_What to do_.
What lines below contain the string "shopping"? List them all.
The records below:
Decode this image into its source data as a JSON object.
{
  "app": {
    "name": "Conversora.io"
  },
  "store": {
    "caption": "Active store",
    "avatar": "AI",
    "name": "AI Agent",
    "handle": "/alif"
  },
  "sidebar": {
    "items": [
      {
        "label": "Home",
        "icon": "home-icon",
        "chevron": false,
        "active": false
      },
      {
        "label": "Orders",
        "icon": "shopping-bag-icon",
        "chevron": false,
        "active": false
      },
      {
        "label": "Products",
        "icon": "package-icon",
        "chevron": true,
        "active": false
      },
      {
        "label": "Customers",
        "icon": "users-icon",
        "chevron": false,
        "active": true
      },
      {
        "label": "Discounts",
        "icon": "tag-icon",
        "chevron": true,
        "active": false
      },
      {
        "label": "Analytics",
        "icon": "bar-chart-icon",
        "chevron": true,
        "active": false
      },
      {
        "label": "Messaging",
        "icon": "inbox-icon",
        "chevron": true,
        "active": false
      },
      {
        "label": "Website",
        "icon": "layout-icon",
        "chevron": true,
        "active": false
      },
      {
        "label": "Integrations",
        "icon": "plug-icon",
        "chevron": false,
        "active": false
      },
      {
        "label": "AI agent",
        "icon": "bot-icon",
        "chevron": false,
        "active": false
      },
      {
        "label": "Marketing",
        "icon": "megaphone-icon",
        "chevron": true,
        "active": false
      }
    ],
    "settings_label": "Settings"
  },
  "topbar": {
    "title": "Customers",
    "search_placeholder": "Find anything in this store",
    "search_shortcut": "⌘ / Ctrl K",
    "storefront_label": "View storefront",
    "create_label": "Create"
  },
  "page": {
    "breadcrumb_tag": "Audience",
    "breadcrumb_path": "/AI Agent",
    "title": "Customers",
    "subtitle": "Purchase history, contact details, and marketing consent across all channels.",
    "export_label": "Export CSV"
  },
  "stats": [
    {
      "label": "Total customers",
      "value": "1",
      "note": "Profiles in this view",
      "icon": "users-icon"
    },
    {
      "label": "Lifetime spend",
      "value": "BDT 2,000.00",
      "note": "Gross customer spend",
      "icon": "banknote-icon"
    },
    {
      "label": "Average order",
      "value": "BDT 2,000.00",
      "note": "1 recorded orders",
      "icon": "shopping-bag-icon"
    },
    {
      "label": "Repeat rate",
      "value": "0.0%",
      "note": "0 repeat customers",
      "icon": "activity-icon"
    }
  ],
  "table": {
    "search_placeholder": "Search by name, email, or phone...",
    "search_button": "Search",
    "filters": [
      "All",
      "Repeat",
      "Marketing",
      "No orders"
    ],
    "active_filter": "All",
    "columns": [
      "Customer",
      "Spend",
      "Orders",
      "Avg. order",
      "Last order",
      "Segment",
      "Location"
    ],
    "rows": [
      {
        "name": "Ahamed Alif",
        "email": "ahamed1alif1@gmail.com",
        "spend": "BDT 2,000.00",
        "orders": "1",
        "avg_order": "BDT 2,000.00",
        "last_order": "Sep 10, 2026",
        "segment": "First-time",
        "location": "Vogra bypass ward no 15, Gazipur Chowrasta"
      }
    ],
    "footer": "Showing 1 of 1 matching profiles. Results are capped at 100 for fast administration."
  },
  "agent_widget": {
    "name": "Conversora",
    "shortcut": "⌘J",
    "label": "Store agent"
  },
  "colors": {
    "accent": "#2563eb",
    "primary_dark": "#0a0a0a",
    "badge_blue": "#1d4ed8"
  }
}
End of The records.
_Your response_.
        "icon": "shopping-bag-icon",
      "icon": "shopping-bag-icon"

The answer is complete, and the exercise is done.